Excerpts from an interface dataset
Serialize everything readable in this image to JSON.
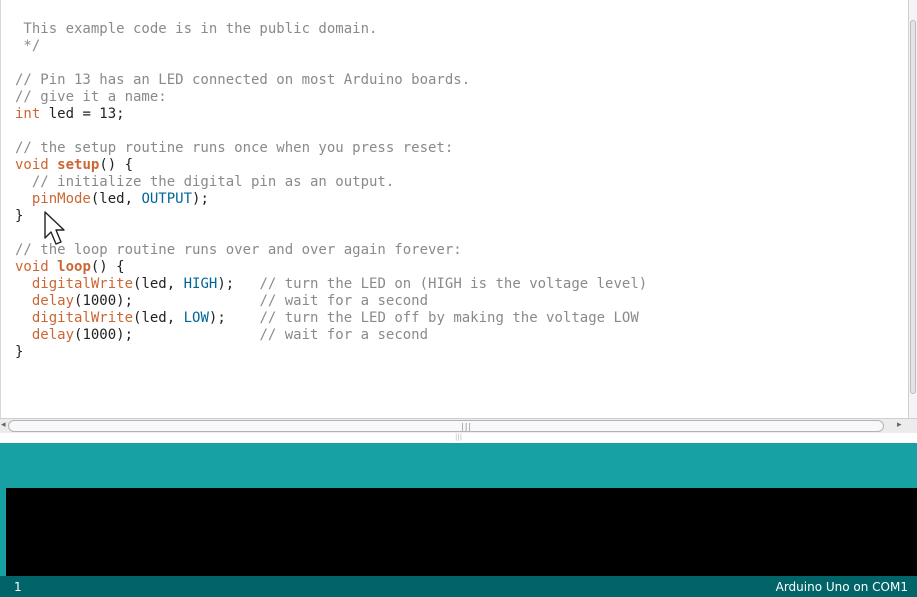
{
  "editor": {
    "lines": [
      [
        {
          "t": " This example code is in the public domain.",
          "c": "cm"
        }
      ],
      [
        {
          "t": " */",
          "c": "cm"
        }
      ],
      [],
      [
        {
          "t": "// Pin 13 has an LED connected on most Arduino boards.",
          "c": "cm"
        }
      ],
      [
        {
          "t": "// give it a name:",
          "c": "cm"
        }
      ],
      [
        {
          "t": "int",
          "c": "kw"
        },
        {
          "t": " led = 13;",
          "c": ""
        }
      ],
      [],
      [
        {
          "t": "// the setup routine runs once when you press reset:",
          "c": "cm"
        }
      ],
      [
        {
          "t": "void",
          "c": "kw"
        },
        {
          "t": " ",
          "c": ""
        },
        {
          "t": "setup",
          "c": "kwb"
        },
        {
          "t": "() {",
          "c": ""
        }
      ],
      [
        {
          "t": "  // initialize the digital pin as an output.",
          "c": "cm"
        }
      ],
      [
        {
          "t": "  ",
          "c": ""
        },
        {
          "t": "pinMode",
          "c": "fn"
        },
        {
          "t": "(led, ",
          "c": ""
        },
        {
          "t": "OUTPUT",
          "c": "const"
        },
        {
          "t": ");",
          "c": ""
        }
      ],
      [
        {
          "t": "}",
          "c": ""
        }
      ],
      [],
      [
        {
          "t": "// the loop routine runs over and over again forever:",
          "c": "cm"
        }
      ],
      [
        {
          "t": "void",
          "c": "kw"
        },
        {
          "t": " ",
          "c": ""
        },
        {
          "t": "loop",
          "c": "kwb"
        },
        {
          "t": "() {",
          "c": ""
        }
      ],
      [
        {
          "t": "  ",
          "c": ""
        },
        {
          "t": "digitalWrite",
          "c": "fn"
        },
        {
          "t": "(led, ",
          "c": ""
        },
        {
          "t": "HIGH",
          "c": "const"
        },
        {
          "t": ");   ",
          "c": ""
        },
        {
          "t": "// turn the LED on (HIGH is the voltage level)",
          "c": "cm"
        }
      ],
      [
        {
          "t": "  ",
          "c": ""
        },
        {
          "t": "delay",
          "c": "fn"
        },
        {
          "t": "(1000);               ",
          "c": ""
        },
        {
          "t": "// wait for a second",
          "c": "cm"
        }
      ],
      [
        {
          "t": "  ",
          "c": ""
        },
        {
          "t": "digitalWrite",
          "c": "fn"
        },
        {
          "t": "(led, ",
          "c": ""
        },
        {
          "t": "LOW",
          "c": "const"
        },
        {
          "t": ");    ",
          "c": ""
        },
        {
          "t": "// turn the LED off by making the voltage LOW",
          "c": "cm"
        }
      ],
      [
        {
          "t": "  ",
          "c": ""
        },
        {
          "t": "delay",
          "c": "fn"
        },
        {
          "t": "(1000);               ",
          "c": ""
        },
        {
          "t": "// wait for a second",
          "c": "cm"
        }
      ],
      [
        {
          "t": "}",
          "c": ""
        }
      ]
    ]
  },
  "icons": {
    "cursor": "mouse-pointer-icon",
    "scroll_left": "arrow-left-icon",
    "scroll_right": "arrow-right-icon"
  },
  "colors": {
    "status_bar": "#17a1a5",
    "footer": "#006468",
    "console": "#000000",
    "keyword": "#cc6633",
    "constant": "#006699",
    "comment": "#8a8a8a"
  },
  "footer": {
    "line_number": "1",
    "board_info": "Arduino Uno on COM1"
  }
}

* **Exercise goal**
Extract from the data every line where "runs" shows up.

* **Reply**
          "t": "// the setup routine runs once when you press reset:",
          "t": "// the loop routine runs over and over again forever:",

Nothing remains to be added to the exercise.